1. A steady trot like that of a dog.
2. Chiefly Southern US A roofed passage between two parts of a structure.
intr.v. dog·trot·ted, dog·trot·ting, dog·trots
To move at a steady trot.


a gently paced trot


(ˈdɔgˌtrɒt, ˈdɒg-)

n. ,
v. -trot•ted, -trot•ting. n.
1. a gentle trot, like that of a dog.
2. Southern U.S. breezeway.
3. to go at a dogtrot.

Dog trot

Originally, a two-room log house with the rooms separated from each other by a few feet, and with both rooms and the space between (the dogtrot) covered by a single roof. Later, the same layout was occasionally used when building with milled lumber. The dogtrot design was common in the South during the last half of the nineteenth century, and occasionally, houses built that way could still be seen in the early twentieth century.
ThesaurusAntonymsRelated WordsSynonymsLegend:
Noun1.dogtrot - a steady trot like that of a dog
lope, trot, jog - a slow pace of running

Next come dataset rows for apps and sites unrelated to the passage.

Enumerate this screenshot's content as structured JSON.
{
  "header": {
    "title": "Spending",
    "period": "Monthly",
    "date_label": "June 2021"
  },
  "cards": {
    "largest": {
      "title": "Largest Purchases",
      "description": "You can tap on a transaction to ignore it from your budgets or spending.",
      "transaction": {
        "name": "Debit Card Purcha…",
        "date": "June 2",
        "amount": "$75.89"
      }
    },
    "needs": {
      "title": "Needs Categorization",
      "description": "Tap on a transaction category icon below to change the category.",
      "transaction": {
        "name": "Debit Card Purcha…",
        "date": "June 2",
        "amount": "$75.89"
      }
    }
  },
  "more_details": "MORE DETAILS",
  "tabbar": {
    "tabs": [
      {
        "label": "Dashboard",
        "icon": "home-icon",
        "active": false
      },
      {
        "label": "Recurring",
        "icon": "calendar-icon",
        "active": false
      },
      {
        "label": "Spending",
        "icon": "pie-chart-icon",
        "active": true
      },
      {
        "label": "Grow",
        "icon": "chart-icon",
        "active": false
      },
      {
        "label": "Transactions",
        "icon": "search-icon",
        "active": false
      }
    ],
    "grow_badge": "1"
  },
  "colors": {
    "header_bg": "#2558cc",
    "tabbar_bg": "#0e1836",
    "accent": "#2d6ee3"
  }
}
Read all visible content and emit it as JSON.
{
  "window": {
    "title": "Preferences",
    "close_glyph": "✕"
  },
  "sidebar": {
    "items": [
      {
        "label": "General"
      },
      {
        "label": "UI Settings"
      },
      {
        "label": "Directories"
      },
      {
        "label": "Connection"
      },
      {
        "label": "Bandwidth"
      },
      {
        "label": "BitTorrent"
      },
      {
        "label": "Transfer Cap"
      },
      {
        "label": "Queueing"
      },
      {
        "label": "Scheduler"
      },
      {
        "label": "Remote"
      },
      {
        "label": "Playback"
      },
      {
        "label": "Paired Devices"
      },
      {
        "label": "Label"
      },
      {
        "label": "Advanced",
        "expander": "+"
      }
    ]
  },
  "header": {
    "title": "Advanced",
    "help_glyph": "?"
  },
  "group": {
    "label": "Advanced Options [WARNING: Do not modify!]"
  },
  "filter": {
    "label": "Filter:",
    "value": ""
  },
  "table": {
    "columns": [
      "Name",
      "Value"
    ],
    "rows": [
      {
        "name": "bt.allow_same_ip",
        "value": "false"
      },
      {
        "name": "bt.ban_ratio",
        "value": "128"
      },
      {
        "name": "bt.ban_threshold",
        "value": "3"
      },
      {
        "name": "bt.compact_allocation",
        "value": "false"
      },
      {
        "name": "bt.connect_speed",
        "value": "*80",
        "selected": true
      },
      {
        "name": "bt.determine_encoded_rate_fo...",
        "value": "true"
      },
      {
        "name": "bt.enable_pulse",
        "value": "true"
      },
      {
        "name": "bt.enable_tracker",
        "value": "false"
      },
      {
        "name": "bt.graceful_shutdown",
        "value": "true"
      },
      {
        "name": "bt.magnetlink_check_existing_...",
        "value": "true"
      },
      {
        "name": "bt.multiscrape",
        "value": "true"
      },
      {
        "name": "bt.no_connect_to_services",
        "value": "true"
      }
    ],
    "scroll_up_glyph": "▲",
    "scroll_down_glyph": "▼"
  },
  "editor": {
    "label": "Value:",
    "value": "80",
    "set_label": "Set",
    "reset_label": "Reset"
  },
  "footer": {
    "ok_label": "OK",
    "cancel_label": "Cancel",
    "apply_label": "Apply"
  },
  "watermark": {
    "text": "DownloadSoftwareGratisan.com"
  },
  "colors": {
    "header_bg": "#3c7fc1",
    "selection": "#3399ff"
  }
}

[ˈdɒgtrɒt] Ntrote m lento
References in periodicals archive ?
This is very good advice, simple and complex as a dogtrot.
Behind glass, trucks in gear-lust jaw dumpsters in the cul-de-sacs & I consider Dickinson in the dogtrot, limestone chink of dinner dishes, forks tuned against an enameled basin, noon fracturing the room.
Here you'll find a working model railroad, an 1879 dogtrot cabin, a functioning blacksmith shop, a Frisco caboose, and more.
A cottage called DogTrot sits on a ridge and has a big master suite with an outdoor Japanese soaking tub for two.
A dogtrot is a covered breezeway, long used in Southern architecture, that keeps the hot kitchen separate from the cooler living and sleeping areas.
In the South, shuttered verandas, high ceilings, operable transoms, two-story porches and dogtrot houses with open breezeways down the center maximize both cross ventilation and shade to counter the humid heat.